Iris Murdoch tends to be very conservative in the manner in which she develops characters. She eschews subtle ways of providing information in favor of full-faced histories of her major figures, outlining their background, education, gifts, liabilities, desires, and failures in rather barefaced passages of exposition, usually as early in the novel as she can. Her characters are thus, in a sense, fully known from the beginning; then she quickly begins the business of testing them in action.
Bill Mor is the central figure, and the third-person narration sticks close to him. In the main, it is his point of view which prevails, a technique which works, since the novel is primarily about him, and he is relatively uncomplicated, sensible, and keenly sensitive not only to his own problems but also to those of others. Occasionally, the point of view will shift, if only for short periods. Nan’s reaction to this sudden change in her husband is generously explored as she tries to deal with it (and with the concomitant realization that Bill’s best friend, Tim Burke, is willing to take her on if Bill abandons her). Murdoch, however, pulls away from her before she has fully worked out her plan to fight back, perhaps because Murdoch (and this is not unusual for her) is determined to keep an aspect of the plot a secret until she can use it dramatically.
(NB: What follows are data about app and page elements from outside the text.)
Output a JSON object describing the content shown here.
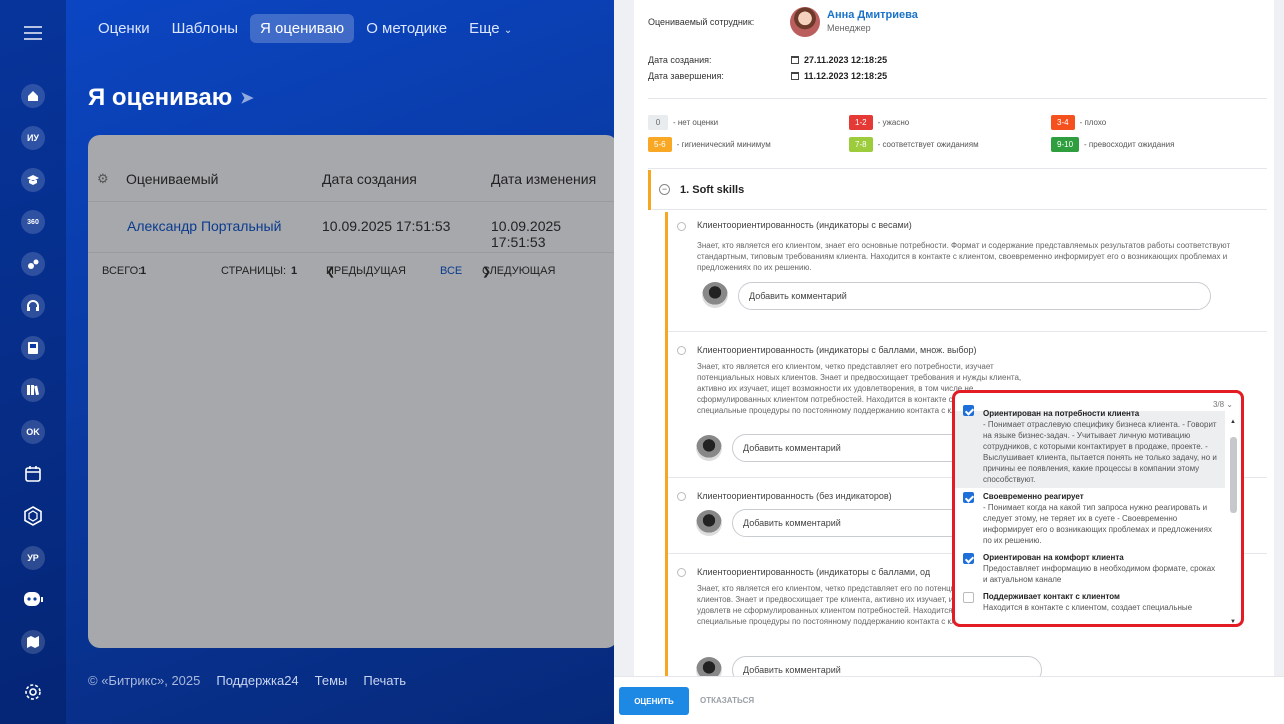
{
  "nav": {
    "tabs": [
      "Оценки",
      "Шаблоны",
      "Я оцениваю",
      "О методике",
      "Еще"
    ],
    "active_tab": "Я оцениваю"
  },
  "rail": {
    "badges": {
      "iu": "ИУ",
      "r360": "360",
      "ok": "OK",
      "ur": "УР"
    },
    "icons": [
      "home-icon",
      "iu-badge",
      "graduation-cap-icon",
      "360-icon",
      "feed-icon",
      "headset-icon",
      "book-icon",
      "library-icon",
      "ok-badge",
      "calendar-icon",
      "hexagon-icon",
      "ur-badge",
      "chat-bot-icon",
      "map-icon",
      "settings-icon"
    ]
  },
  "page": {
    "title": "Я оцениваю"
  },
  "table": {
    "columns": [
      "Оцениваемый",
      "Дата создания",
      "Дата изменения"
    ],
    "rows": [
      {
        "name": "Александр Портальный",
        "created": "10.09.2025 17:51:53",
        "modified": "10.09.2025 17:51:53"
      }
    ]
  },
  "pager": {
    "total_label": "ВСЕГО:",
    "total": "1",
    "pages_label": "СТРАНИЦЫ:",
    "page": "1",
    "prev": "ПРЕДЫДУЩАЯ",
    "all": "ВСЕ",
    "next": "СЛЕДУЮЩАЯ"
  },
  "footer": {
    "copyright": "© «Битрикс», 2025",
    "links": [
      "Поддержка24",
      "Темы",
      "Печать"
    ]
  },
  "review": {
    "employee_label": "Оцениваемый сотрудник:",
    "employee_name": "Анна Дмитриева",
    "employee_role": "Менеджер",
    "created_label": "Дата создания:",
    "created": "27.11.2023 12:18:25",
    "finished_label": "Дата завершения:",
    "finished": "11.12.2023 12:18:25",
    "legend": [
      {
        "badge": "0",
        "text": "- нет оценки",
        "color": "#e9ecef",
        "text_color": "#666666"
      },
      {
        "badge": "1-2",
        "text": "- ужасно",
        "color": "#e53935",
        "text_color": "#ffffff"
      },
      {
        "badge": "3-4",
        "text": "- плохо",
        "color": "#f4511e",
        "text_color": "#ffffff"
      },
      {
        "badge": "5-6",
        "text": "- гигиенический минимум",
        "color": "#f9a825",
        "text_color": "#ffffff"
      },
      {
        "badge": "7-8",
        "text": "- соответствует ожиданиям",
        "color": "#9ccc3c",
        "text_color": "#ffffff"
      },
      {
        "badge": "9-10",
        "text": "- превосходит ожидания",
        "color": "#2e9e3e",
        "text_color": "#ffffff"
      }
    ],
    "section_title": "1. Soft skills",
    "questions": [
      {
        "title": "Клиентоориентированность (индикаторы с весами)",
        "desc": "Знает, кто является его клиентом, знает его основные потребности. Формат и содержание представляемых результатов работы соответствуют стандартным, типовым требованиям клиента. Находится в контакте с клиентом, своевременно информирует его о возникающих проблемах и предложениях по их решению.",
        "comment_placeholder": "Добавить комментарий"
      },
      {
        "title": "Клиентоориентированность (индикаторы с баллами, множ. выбор)",
        "desc": "Знает, кто является его клиентом, четко представляет его потребности, изучает потенциальных новых клиентов. Знает и предвосхищает требования и нужды клиента, активно их изучает, ищет возможности их удовлетворения, в том числе не сформулированных клиентом потребностей. Находится в контакте с клиентом, создает специальные процедуры по постоянному поддержанию контакта с клиентом.",
        "comment_placeholder": "Добавить комментарий"
      },
      {
        "title": "Клиентоориентированность (без индикаторов)",
        "desc": "",
        "comment_placeholder": "Добавить комментарий"
      },
      {
        "title": "Клиентоориентированность (индикаторы с баллами, од",
        "desc": "Знает, кто является его клиентом, четко представляет его по потенциальных новых клиентов. Знает и предвосхищает тре клиента, активно их изучает, ищет возможности их удовлетв не сформулированных клиентом потребностей. Находится в создает специальные процедуры по постоянному поддержанию контакта с клиентом.",
        "comment_placeholder": "Добавить комментарий"
      }
    ],
    "dropdown": {
      "count": "3/8",
      "options": [
        {
          "title": "Ориентирован на потребности клиента",
          "desc": "- Понимает отраслевую специфику бизнеса клиента. - Говорит на языке бизнес-задач. - Учитывает личную мотивацию сотрудников, с которыми контактирует в продаже, проекте. - Выслушивает клиента, пытается понять не только задачу, но и причины ее появления, какие процессы в компании этому способствуют.",
          "checked": true
        },
        {
          "title": "Своевременно реагирует",
          "desc": "- Понимает когда на какой тип запроса нужно реагировать и следует этому, не теряет их в суете - Своевременно информирует его о возникающих проблемах и предложениях по их решению.",
          "checked": true
        },
        {
          "title": "Ориентирован на комфорт клиента",
          "desc": "Предоставляет информацию в необходимом формате, сроках и актуальном канале",
          "checked": true
        },
        {
          "title": "Поддерживает контакт с клиентом",
          "desc": "Находится в контакте с клиентом, создает специальные",
          "checked": false
        }
      ]
    },
    "buttons": {
      "submit": "ОЦЕНИТЬ",
      "cancel": "ОТКАЗАТЬСЯ"
    }
  }
}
In short, occasionally in Murdoch’s work, depth of characterization must give way to plot. There is some intimation of high dramatic interest with Felicity in her unhappiness over her father’s affair, and her ceremony of exorcism is lovingly detailed, but again it is only a fleeting connection.
The other characters are teasingly sketched in; there is only a dim sense of Rain Carter, perhaps sufficient to understand why Mor is attracted to her and her life of artistic creation and freedom from social and financial obligation. Yet how she feels, what she is really thinking, particularly at the end, is not worked out. Three other characters are quite three-dimensional in potential but are only used as foils in Bill Mor’s dilemma: Demoyte has all the force and power of an older man who knows more than he cares to say; Tim Burke, the jeweler friend and manipulator of Mor’s political life, a sensitive artisan in his elegant, intriguing shop, suffering his hopeless, honorable love for Nan, is teasingly interesting, and Bledyard, who carries the ethic of the novel, has dramatic weight which is very rarely exhibited. Yet Murdoch often peoples her novels with characters who in themselves are larger than their function. In other novels, less modestly confined, she gives these secondary characters much more to do and is usually obsessively concerned with one character.
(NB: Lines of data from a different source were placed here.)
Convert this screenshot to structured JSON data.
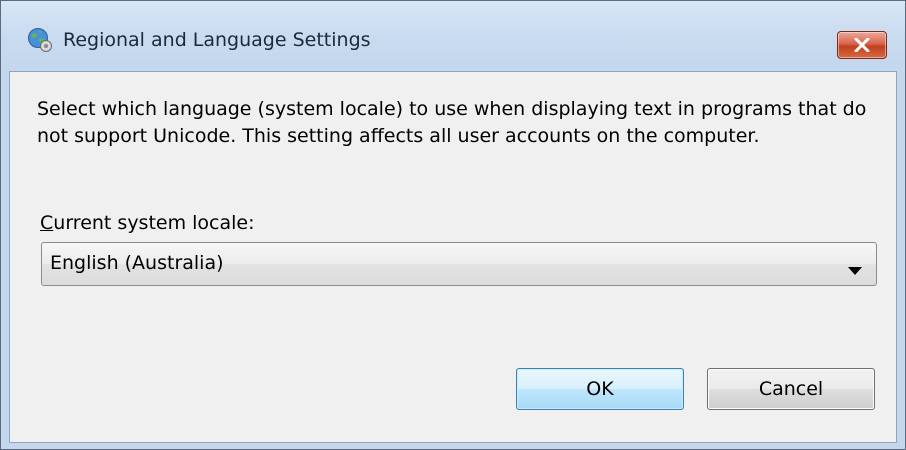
{
  "window": {
    "title": "Regional and Language Settings",
    "icon": "globe-settings-icon",
    "close_icon": "close-icon"
  },
  "content": {
    "description": "Select which language (system locale) to use when displaying text in programs that do not support Unicode. This setting affects all user accounts on the computer.",
    "locale_label_access_key": "C",
    "locale_label_rest": "urrent system locale:",
    "locale_value": "English (Australia)"
  },
  "buttons": {
    "ok_label": "OK",
    "cancel_label": "Cancel"
  },
  "colors": {
    "close_button": "#c1401f",
    "ok_border": "#3c7fb1",
    "client_background": "#f0f0f0"
  }
}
William Mor, a teacher and housemaster at St. Bride’s. He is the husband of Nan, father of Felicity and Donald, and friend of Demoyte and Tim Burke. William is submissive to his wife, estranged from his son and daughter, and at a standstill in his work. As an agnostic, he is unable to succeed Demoyte as headmaster. He wishes to enter politics, but Nan opposes this. William falls in love with Rain Carter. Nan discovers the affair, but William decides to leave her and writes to tell her so. When his son disappears, he postpones his departure and loses Rain. William believes that goodness cannot exist where there is tyranny but that freedom is not an end in itself. His story, his indecisiveness, his loss of love, and his adherence to duty illustrate this statement. The Mor family members are together at the end of the novel, and William, Felicity, and Donald are all embarking on work that they wish to do.
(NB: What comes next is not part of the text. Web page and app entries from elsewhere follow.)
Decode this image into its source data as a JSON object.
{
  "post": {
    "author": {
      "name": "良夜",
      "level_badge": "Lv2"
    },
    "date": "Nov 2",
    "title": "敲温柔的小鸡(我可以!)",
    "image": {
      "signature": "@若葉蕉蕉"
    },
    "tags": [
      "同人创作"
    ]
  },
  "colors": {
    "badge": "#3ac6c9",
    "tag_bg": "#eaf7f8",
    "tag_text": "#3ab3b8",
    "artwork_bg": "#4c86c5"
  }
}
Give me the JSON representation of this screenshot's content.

Nan Mor, the wife of William and mother of Felicity and Donald, a determined, complacent, limited, and limiting woman. Nan lacks the imagination to see any point of view but her own and systematically defeats her husband’s desires. Shaken by the prospect of losing him, genuinely concerned about her son, and jealous...
(The entire section is 1,089 words.)